No. 50.
Mr. Carlisle to Mr. Bayard.

No. 36.]

Sir: I have the honor to advise that the national congress of Bolivia in ordinary annual session met in Sucre and perfected its organization on the 6th of August last.

The returns of the election held on the 13th, 14th, 15th, and 16th of May, for president and vice-presidents of the Republic, for the constitutional period of four years, were then canvassed and verified by that body on the 13th of August, as follows:

For president: Anicito Arce, 25,396 votes; Eliodora Camacho, 7,183 votes; scattering, 1,839 votes; total, 34,418 votes.

For first vice-president: José Manuel del Carpio, 21,537 votes; Belisario Salinas, 6,353 votes; Julio Mendez, 998 votes; Antonio Moreno, 657 votes; scattering, 4,873 votes.

For second vice-president: Serapio Réyes Ortiz, 21,995 votes; Demetrio Calbimonte, 6,260 votes; scattering, 6,163 votes.

And in conformity thereto a congressional decree was issued same day proclaiming as elected president, Aniceto Arce; first vice-president, José Manuel del Carpio; second vice-president, Serapio Réyes Ortiz, and fixing the 15th of August for the ceremonial of investiture.

The ceremony took place on that day, and the President elect pronounced before congress, on receiving the insignia of office, a discourse, which I inclose herewith in newspaper copy, with translation.

The first executive decree, issued August 15, continued the members of the cabinet in their respective offices for the time being.

I may be permitted to add that the present administration begins its functions in the light of abundant promise. The revolutionary party, in the overwhelming defeat of Camacho, is broken up and the country, under the capable and firm guidance of its present executive, is about entering upon an era of profound peace and prosperity.

I am, etc.,

S. S. Carlisle.
[Inclosure in No. 36.—Translation.]

Discourse pronounced by Dr. Aniceto Arce on receiving the insignia of supreme power.

Mr. President, Honorable Representatives of the Nation:

Agreeably to constitutional mandate you have completed the work of investing me with the insignia of the supreme power to which the suffrage of my countrymen has elevated me; and in accepting it I appreciate the sacred obligations which the solemn oath I have just taken imposes upon me, in the presence of the God of our country, that lie may favor my sincere designs, and before the worthy representatives of [Page 52] the nation, to the end that by their well-directed acts and abilities they may unitedly further the patriotic purposes of the Government which you have inaugurated. To accomplish and make good the law is the synthesis of the responsibility of the mandatory, and the moral force of the nation increases when these duties are performed on the part of the authorities and of the people.

Invested with the insignia of head of the nation, I cease to be a party leader, and burying in the pit of oblivion the incidents natural and logical in the election contests of a democratic people, I invoke the support of all those citizens, lovers of their native land, to the end that they may assist me to build up the prosperity of the country.
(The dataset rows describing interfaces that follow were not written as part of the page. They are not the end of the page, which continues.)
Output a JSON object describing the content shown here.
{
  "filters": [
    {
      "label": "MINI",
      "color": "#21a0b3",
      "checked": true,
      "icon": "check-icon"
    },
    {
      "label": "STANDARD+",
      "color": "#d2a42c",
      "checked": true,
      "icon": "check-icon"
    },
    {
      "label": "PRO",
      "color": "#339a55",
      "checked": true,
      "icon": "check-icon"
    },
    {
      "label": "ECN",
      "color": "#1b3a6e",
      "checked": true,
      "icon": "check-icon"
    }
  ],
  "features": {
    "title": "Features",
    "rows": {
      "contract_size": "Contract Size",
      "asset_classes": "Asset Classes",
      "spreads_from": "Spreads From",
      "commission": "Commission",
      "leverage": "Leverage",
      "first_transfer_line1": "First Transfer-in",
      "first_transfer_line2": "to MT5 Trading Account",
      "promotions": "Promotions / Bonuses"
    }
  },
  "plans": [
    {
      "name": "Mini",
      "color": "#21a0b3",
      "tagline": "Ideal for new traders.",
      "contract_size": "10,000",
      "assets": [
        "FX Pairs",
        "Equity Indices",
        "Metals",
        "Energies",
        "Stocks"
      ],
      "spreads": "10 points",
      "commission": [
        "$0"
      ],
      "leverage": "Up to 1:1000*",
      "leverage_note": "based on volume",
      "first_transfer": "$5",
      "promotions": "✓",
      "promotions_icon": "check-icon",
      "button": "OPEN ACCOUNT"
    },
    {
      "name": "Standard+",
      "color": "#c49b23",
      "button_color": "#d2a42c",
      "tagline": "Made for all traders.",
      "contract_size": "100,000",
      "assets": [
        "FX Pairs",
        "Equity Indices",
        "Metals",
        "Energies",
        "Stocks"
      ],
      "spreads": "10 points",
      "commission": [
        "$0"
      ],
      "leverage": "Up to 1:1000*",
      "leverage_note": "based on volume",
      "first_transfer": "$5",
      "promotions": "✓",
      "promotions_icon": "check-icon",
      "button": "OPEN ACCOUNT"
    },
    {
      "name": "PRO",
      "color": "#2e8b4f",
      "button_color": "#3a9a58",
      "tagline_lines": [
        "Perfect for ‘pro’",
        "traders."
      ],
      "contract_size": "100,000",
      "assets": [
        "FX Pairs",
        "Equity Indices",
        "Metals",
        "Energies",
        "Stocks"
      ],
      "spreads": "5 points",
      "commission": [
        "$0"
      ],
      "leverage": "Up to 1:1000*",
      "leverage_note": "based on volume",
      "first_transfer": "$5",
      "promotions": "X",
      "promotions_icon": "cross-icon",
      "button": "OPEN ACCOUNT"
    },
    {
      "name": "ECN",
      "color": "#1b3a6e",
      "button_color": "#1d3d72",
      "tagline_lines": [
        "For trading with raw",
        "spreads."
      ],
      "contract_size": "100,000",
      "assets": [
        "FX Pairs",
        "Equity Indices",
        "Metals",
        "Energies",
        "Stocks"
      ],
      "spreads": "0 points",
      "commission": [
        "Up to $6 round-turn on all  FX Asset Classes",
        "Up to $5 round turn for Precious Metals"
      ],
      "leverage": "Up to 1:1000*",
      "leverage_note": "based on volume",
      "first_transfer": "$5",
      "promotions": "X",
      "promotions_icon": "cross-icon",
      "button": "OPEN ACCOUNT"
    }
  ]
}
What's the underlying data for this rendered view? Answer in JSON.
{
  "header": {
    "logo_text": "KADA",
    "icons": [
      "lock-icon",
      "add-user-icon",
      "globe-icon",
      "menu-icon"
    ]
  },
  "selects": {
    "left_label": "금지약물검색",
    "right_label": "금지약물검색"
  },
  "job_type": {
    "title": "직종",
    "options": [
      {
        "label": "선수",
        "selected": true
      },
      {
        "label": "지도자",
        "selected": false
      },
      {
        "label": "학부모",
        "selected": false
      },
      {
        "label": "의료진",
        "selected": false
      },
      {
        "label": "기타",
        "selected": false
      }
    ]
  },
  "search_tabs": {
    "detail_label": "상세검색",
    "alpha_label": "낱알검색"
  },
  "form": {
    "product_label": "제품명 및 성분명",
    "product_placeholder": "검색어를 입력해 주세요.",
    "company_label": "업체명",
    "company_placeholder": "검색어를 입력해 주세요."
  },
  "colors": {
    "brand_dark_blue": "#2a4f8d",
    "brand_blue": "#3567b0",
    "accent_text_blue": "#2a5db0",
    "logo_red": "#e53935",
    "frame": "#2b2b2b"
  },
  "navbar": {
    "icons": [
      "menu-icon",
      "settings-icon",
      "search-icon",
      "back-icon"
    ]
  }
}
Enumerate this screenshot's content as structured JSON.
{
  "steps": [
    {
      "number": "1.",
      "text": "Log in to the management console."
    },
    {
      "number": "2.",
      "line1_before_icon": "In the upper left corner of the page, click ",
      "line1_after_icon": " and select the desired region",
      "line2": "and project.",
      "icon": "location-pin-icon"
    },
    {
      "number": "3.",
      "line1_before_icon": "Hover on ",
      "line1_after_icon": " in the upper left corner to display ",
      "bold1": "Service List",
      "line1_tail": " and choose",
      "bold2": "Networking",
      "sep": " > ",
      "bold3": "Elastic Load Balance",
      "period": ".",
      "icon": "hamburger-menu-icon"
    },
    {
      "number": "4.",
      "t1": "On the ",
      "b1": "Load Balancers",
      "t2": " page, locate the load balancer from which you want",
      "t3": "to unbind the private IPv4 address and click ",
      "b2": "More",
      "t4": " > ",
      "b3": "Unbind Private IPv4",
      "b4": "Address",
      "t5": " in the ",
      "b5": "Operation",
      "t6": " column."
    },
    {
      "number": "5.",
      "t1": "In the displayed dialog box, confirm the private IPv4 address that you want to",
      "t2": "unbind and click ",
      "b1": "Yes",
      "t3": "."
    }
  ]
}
Thus the preservation of public order as a source of the general good should be the work of those who were before of opposite political parties, and you, legislators, could peacefully provide for the necessities of the different means of public administration, and the Government execute your mandate with decision and patriotism.

With an earnest, constant desire I shall maintain the pleasant relations which now bind us to all the nations, and those especially ought to be fraternal which we should observe toward the neighbors which surround us.

The questions should be discussed in peaceful harmony and their determination placed upon the ground of strict justice.

Honorable senators and deputies, allow me, in this moment of a sacred and patriotic effusion of my soul, to render homage of gratitude to the illustrious mandatory who has just delivered the authority, full of glory, for having; wisely preserved the public order without any interruption during his period of office, transmitting the power which the representatives of the people had intrusted to him in the midst of the peace which we now enjoy; glory and honor for having guarded the exercise of the public liberties, making them practical, especially the most precious of these liberties, the liberty of the press, even in its surprising and grievous misguidance. High honor it is for him to leave to the nation an army, moral and disciplined, meritorious defender of his native land, worthy supporter of republican institutions.

Honorable representatives, from your august presence I speak also to the people whom you represent; and in promising upon oath the performance of my arduous duties before you, I do so with the same entireness before them, in order that my course of action, so many times disclosed, may be faithfully carried out.

I pray that God and the representatives of the nation will aid me in this great work.

Aniceto Arce.